OASW Celebrates and Honours National Indigenous Peoples Day and National Indigenous History Month

June 21, 2023

On National Indigenous Peoples Day and throughout National Indigenous History Month, OASW celebrates and honours the history, diverse cultures and outstanding contributions of First Nations, Inuit and Métis people.

Today and throughout June, we celebrate the countless achievements of Indigenous people in areas such as medicine, art, business, politics, sports and education. Many of these achievements have been hidden or erased through the process of colonization, including the influence of Indigenous systems of governance on the development of Canada’s democracy. It is important to educate ourselves about these invaluable contributions to better understand how they have enhanced and shaped our past and current political, social, economic and cultural landscape.

National Indigenous Peoples Day and National Indigenous History Month are also opportunities for us to reflect on our collective history and to renew our shared responsibility in advancing truth and reconciliation. As a profession, this includes learning about the historical trauma experienced by Indigenous peoples, the harm caused by the residential schools and child welfare systems, and the ways in which social work was and continues to be complicit in attacking systems of Indigenous culture, knowledge and tradition. Acknowledging and learning from our colonial history is critical to developing more positive and respectful relationships and advancing the process of reconciliation.

We encourage our members to actively participate in celebrations during National Indigenous Peoples Day and National Indigenous History Month. Most importantly, we encourage you to celebrate and honour Indigenous people and continually engage in ongoing learning to support critical reflection, understanding and action on reconciliation.

Celebrate, Learn and Reflect:

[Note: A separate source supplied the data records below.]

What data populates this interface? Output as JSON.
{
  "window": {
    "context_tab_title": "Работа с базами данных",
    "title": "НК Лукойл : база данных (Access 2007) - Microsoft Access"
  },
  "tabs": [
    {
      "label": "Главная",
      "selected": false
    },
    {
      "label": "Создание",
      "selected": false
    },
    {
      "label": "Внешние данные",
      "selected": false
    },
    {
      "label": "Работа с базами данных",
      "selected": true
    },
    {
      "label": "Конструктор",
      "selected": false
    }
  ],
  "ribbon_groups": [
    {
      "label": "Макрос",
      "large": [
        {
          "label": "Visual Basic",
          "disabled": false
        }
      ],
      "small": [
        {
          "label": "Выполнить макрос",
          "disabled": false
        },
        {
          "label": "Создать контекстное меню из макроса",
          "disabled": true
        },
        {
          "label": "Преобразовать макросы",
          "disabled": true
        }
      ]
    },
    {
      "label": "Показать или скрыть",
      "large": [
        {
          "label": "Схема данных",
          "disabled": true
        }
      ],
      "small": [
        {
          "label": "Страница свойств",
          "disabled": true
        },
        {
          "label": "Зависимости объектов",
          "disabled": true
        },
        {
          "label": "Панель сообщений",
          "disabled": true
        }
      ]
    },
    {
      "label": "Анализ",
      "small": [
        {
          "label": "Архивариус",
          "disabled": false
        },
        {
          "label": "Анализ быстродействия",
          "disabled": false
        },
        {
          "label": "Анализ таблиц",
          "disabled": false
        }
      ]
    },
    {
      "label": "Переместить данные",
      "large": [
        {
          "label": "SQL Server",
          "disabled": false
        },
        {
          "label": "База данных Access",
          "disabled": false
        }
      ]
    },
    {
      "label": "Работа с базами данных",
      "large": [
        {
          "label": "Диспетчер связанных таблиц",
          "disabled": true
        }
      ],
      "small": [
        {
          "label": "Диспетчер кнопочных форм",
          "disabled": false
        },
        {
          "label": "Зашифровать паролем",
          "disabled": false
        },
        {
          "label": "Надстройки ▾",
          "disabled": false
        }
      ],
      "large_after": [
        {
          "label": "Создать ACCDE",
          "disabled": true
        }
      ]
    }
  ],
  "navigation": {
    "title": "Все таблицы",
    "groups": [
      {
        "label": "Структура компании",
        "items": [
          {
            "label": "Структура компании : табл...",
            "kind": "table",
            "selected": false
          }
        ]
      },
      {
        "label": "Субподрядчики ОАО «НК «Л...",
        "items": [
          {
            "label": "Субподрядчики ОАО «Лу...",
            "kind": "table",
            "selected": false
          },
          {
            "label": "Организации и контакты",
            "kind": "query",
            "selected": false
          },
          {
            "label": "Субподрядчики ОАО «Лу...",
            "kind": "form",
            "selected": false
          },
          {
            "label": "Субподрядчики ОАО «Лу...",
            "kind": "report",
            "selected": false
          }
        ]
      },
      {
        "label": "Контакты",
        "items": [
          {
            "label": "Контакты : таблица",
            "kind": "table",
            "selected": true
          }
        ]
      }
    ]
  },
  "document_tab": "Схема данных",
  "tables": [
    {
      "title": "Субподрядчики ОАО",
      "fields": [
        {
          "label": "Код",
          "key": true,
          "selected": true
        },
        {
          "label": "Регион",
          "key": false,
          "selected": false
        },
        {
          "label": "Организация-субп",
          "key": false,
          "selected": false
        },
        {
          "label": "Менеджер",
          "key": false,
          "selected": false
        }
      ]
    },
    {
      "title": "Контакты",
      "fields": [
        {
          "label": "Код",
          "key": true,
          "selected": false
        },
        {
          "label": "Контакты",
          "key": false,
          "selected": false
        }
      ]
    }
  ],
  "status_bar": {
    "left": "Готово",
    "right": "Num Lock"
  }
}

  • OASW Land Acknowledgement Guide: We are pleased to share a guide to assist in developing personalized land acknowledgments as one means to support continued action on reconciliation

About OASW
OASW is the voice of social work in Ontario. It is a voluntary, bilingual, non-profit association representing more than 8,500 social workers. All members have a university degree in social work at the bachelor, master or doctoral level. OASW works to actively speak on behalf of social workers on issues of interest to the profession and advocates for the improvement of social policies and programs directly affecting social work practice and client groups served.